You may also qualify for the federal work-study program, which helps you find a job, either on or off-campus, and pays you upfront so you can apply the income to your education costs. The amount you receive through this program varies by school.
How to Get the Most Financial Aid per Semester
Federal financial aid is calculated a little differently by each school, but they all use your FAFSA number to determine your specific financial need. You should always provide accurate and truthful information on your FAFSA. Lying about income or moving money around can cause you to lose your award and be barred from receiving federal financial aid for the rest of your education.
There are several ways to get enough financial aid to cover the cost of your post-secondary education, either from the federal government, your state government, and/or your school.
- Find merit-based scholarships to apply for, both through your college and from nonprofits or for-profits.
- Complete your FAFSA information early since some money is first-come, first served.
- Research other sources of income, like private student loans.
Need-based aid and federal student loans are the major sources of monetary support for students all over the United States, but they are not the only options to help you get through school. You could qualify for state-based grants and scholarships, which also use the FAFSA to determine your eligibility. Hobbies, good grades, and many other skills can help you qualify for merit-based scholarships through your college or from businesses outside your institution.
Many students also benefit from taking out private student loans.

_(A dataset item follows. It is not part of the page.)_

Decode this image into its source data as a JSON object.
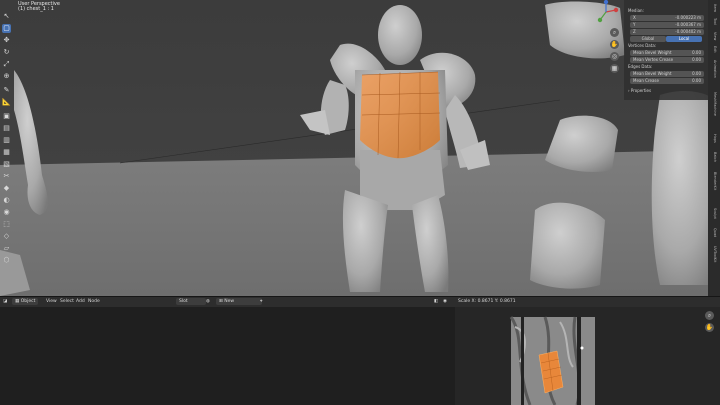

Once you have figured out how much money a college or university can offer you, you can take out private student loans from a bank, credit card company, or other source to help you pay for your schooling and cost of living.